Insights About Textile Recycling

TEXroad White Paper Explains How Circulation of Textiles Could Be Measured in Real Time Globally

The shift from linear to circular economy also needs a shift in how we measure our economy and how we interact with public statistics. To make effective decisions around the development of infrastructure, plan policy change to support businesses or offer best practice guidelines for circular economy, we need to know what’s the current status quo and how much progress is being made with each decision. We need real-time information on the material flows not only in monetary value, but in physical kilograms of different types of materials and its value in terms of the material hierarchies. And the best way to capture such data in real time is to connect existing and emerging digital solutions, make them speak to each other, and start connecting the data we already have at hand. This is why TEXroad was initiated – to create a dialogue between public and private sector around the opportunities of real-time data exchange around the textile material flows through our economy. 

European Union claims that Europe is 12% circular. However, when digging deeper into how this % was calculated, it turns out that the proper statistics for measuring circular economy properly is very limited. We are used to tracing the well-being of our economy by the GDP globally, but this doesn’t give us good insight, for example, how many times has a kilogram of textile fibre been used through its different life-cycles or how much is the fashion industry reducing its demand for virgin fibres year by year. 
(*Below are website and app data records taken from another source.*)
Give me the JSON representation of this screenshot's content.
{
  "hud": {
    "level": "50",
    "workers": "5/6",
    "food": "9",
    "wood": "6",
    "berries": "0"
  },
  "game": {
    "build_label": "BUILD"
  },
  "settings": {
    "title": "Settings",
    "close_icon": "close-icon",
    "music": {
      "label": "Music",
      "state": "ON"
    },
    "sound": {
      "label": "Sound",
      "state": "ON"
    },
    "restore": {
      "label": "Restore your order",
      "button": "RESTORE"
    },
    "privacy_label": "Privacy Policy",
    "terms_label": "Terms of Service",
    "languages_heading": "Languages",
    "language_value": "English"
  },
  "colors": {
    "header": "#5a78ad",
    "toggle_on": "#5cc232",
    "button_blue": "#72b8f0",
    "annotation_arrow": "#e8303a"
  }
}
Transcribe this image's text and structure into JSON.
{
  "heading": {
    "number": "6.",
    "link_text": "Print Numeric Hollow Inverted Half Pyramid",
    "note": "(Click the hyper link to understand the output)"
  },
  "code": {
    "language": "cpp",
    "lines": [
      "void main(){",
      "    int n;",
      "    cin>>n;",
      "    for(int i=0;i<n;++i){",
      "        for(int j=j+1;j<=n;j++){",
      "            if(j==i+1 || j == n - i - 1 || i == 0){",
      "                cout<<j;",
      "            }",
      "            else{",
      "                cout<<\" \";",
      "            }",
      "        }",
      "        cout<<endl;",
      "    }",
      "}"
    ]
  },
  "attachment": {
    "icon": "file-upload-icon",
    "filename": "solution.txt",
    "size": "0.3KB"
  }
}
Reverse Resources has set the goal to build such high-level statistics on the recyclable part of textile waste flows, tracing the waste from source to recycling by fibre composition and waste type. Although we’ve now traced over 10 million kilograms of waste in real time from start of 2021, these are just the first baby steps towards having a country- and industry- level statistics available for a proper public level insight and planning towards improvement of these material flows at scale.

However, our approach of driving the industry towards better circulation through introducing a strong business case has its downsides. We need to limit our focus on only such waste streams that align with our business case. We are able to attract data and statistics from only such parties and transactions where our Software as a Service platform can demonstrate value added to the participants of these transactions, or where the software can be used by a large industry player as an internal tool within their supplier networks to capture data of transactions within these networks. 

But even though we are now collaborating with a number of the largest global fashion retailers like H&M Group, C&A, Next and many more, the aggregated data of the textile waste flows from source to recycling is not yet valuable for the public sector. Getting to a point where the public sector would look at a multi-sided software platform to capture data for the benefit of the public interest, to trace material flows and measure progress towards circular economy, is a far-fetched dream. There was no good angle for us for even to start the conversation how to move towards that goal. Why is that? And how could we change that?

These were some of the questions we asked before launching TEXroad project in collaboration with Accelerate Estonia, an audacious programme by the Ministry of Economic Affairs and Communications of Estonia to find solutions for some of the most wicked problems from the public sector side. The project was led by Traci Kinden and powered by Revolve Waste,  with their extensive experience in the post-consumer waste sector. 

The idea of TEXroad was to start building the bridge between the public and private sector in the context of exchange of data across the boarders of the different digital systems being used or developed around the movement of textile materials through the many different lifecycles of the fibres and textile products. Can we, through such data exchange, be able to capture the data and statistics of the textile flows in real time so that this could simultaneously be used by the public and private sector to support each other in the transition from linear to circular economy?

TEXroad was inspired by X-Road, an open-source software and ecosystem solution in Estonia that provides unified and secure data exchange between organisations. It prioritizes inclusiveness, openness and reliability. Security and transparency, data ownership and the once-only principle are central concepts that provide value for users of the system. These concepts are precisely what is needed to enable the flow of data for the circular economy, and TEXroad applies the once-only principle for data entry and secure data exchange to address the information gaps creating bottlenecks for circular textiles.

After 1.5 years of intense work, TEXroad team has now published a white paper explaining the concept and sharing the first learnings from the pilot run in Estonia to clarify the approach through real life experiments. You’re welcome to download the report from here.